Time for national opioid strategy, experts say
By Sheryl Ubelacker The Canadian Press
By Sheryl Ubelacker The Canadian Press
TORONTO – Canada needs a comprehensive national strategy to curb rampant overprescribing of opioids and to reduce escalating numbers of deaths caused by overdoses of the powerful narcotics, addiction experts say.
Writing in Monday’s edition of the Canadian Medical Association Journal, Dr. Benedikt Fischer of the Centre for Addiction and Mental Health (CAMH) and co-authors say an estimated 2,000 Canadians died from opioid overdoses in 2015, and many provinces are on track for an even higher number of deaths in 2016.
“It’s a real public health disaster,” Fischer said in an interview. “Over the last 10 years, we’re looking at somewhere between 10,000 and 20,000 dead people in Canada just from opioid overdoses alone.”
In a separate report Monday, the Toronto centre urged Ottawa to launch a review of all prescription painkillers sold in Canada and said high-dose opioid medications should be pulled from the market.
Worldwide, Canadians are the second-highest consumers of prescription opioids like oxycodone, hydromorphone and fentanyl, after the U.S.
“We have hundreds of thousands of people now who are dependent on these drugs because of misuse or overprescribing or excessive exposure,” said Fischer, laying the blame on the medical system that sees too many physicians prescribing the drugs for chronic pain, when research “clearly shows” it is not efficacious for that kind of pain and can actually do harm.
Medical evidence suggests opioids should be restricted to patients with acute pain, such as that related to cancer or following surgery, and should be given in limited doses and for a short duration to prevent dependence, as well as accidental overdoses.
But instead of focusing on overprescribing – the major driver of opioid misuse and abuse – Fischer said governments and the medical system have instead tinkered with downstream effects, such as increasing access to naloxone, a drug that can reverse an opioid overdose, and treatment of dependency with another medication called suboxone.
While Ontario has delisted Oxycontin on its provincial drug benefit program, that move merely shifted the problem to other prescription opioids like morphine and fentanyl patches, said Fischer.
However, the Ontario government announced in July it would remove those high-dose opioids from its insurance plan next year, except for patients requiring the medications for palliative care.
“Regulators and authorities have been watching this problem not just unfold but grow and get worse and worse, and didn’t really take effective action,” said Fischer.
Other recommendations in the report, co-authored by Jurgen Rehm of CAMH and Dr. Mark Tyndall of the University of British Columbia, include:
– Developing and enforcing guidelines for prescribing opioids only in exceptional cases, in which there is strong scientific evidence for their use.
– Prescribing opioids in limited dosages and for a limited duration.
– Establishing real-time electronic prescription monitoring systems across Canada that physicians and pharmacists would have to consult before prescribing or dispensing the narcotics.
“It is late – but not too late – to move toward reducing the toll of opioid overuse and abuse in Canada,” Fischer said.

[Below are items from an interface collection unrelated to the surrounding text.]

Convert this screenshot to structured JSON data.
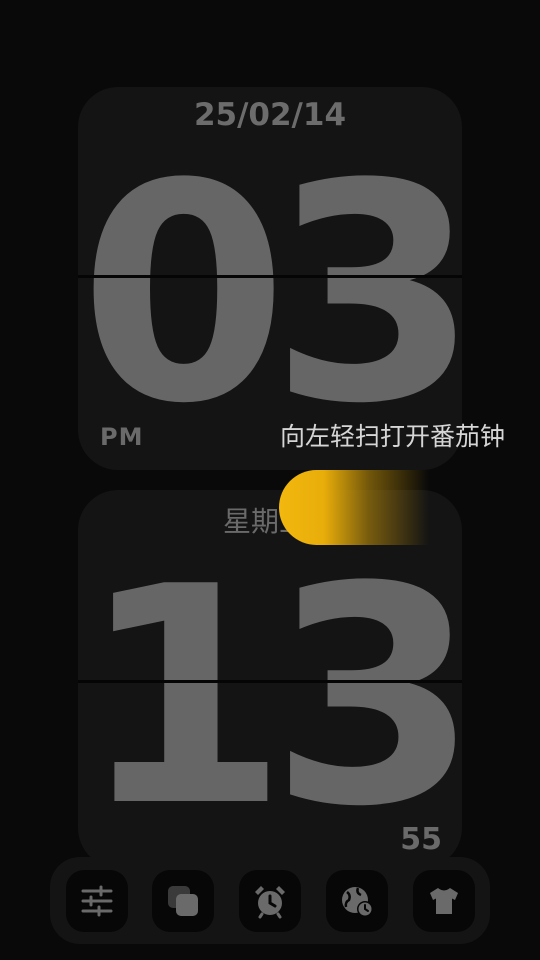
{
  "clock": {
    "date": "25/02/14",
    "hours": "03",
    "ampm": "PM",
    "weekday": "星期五",
    "minutes": "13",
    "seconds": "55"
  },
  "hint": "向左轻扫打开番茄钟",
  "accent_color": "#F2B80E",
  "toolbar": {
    "buttons": [
      {
        "icon": "sliders-icon"
      },
      {
        "icon": "layers-icon"
      },
      {
        "icon": "alarm-clock-icon"
      },
      {
        "icon": "world-clock-icon"
      },
      {
        "icon": "tshirt-icon"
      }
    ]
  }
}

He noted that illicit fentanyl pills from China and Mexico that increasingly are being trafficked on the street in Canada – and have been responsible for numerous overdose deaths, particularly in B.C. – have been a distraction from the domestic crisis created by excessive prescribing of medical opioids, which often are diverted to recreational users.

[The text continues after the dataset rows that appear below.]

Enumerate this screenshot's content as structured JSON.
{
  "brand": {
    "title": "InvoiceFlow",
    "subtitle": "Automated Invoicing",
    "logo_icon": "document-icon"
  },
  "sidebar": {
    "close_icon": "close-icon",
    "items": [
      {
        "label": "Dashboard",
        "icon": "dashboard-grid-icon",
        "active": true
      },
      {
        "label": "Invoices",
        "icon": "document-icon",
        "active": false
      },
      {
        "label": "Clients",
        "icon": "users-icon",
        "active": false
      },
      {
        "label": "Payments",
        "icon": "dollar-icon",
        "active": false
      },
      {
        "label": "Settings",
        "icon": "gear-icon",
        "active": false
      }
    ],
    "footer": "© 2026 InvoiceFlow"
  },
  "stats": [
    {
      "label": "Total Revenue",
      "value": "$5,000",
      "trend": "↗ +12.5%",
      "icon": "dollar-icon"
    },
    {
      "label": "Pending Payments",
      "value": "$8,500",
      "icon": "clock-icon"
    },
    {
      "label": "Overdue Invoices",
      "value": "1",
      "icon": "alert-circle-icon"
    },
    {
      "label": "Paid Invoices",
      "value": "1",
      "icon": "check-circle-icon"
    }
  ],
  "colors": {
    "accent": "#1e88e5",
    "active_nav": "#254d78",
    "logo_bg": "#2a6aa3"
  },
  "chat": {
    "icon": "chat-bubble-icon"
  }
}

“The fake fentanyl is filling and fuelling the demand that our medical system has created,” he said, adding that a national strategy needs to deal with prevention as well as treatment for the thousands of Canadians who have become dependent on the drugs.
The federal government is holding a national summit on opioids in Ottawa on Nov. 18, which will include addiction experts and organizations such as CAMH.
At the time of the summit’s announcement in July, federal Health Minister Jane Philpott agreed the problem of overprescribing and opioid-related deaths has continued to worsen over the last several years.
“There’s a very wide range of organizations that need to be involved in order to address the problem from the point of view of prevention and treatment,” Philpott told The Canadian Press at the time.
In a related CMAJ commentary Monday, Drs. M. Eugenia Socias and Keith Ahamad, researchers at the B.C. Centre for Excellence in HIV/AIDS, say changing prescribing practices may help protect patients in the future.
“However, we’re in the middle of an opioid overdose epidemic due to untreated addiction…. We need to act now: Canada can no longer afford to be a witness to this devastating epidemic,” they write, suggesting that Canada adopt a plan similar to the National Pain Strategy in the United States.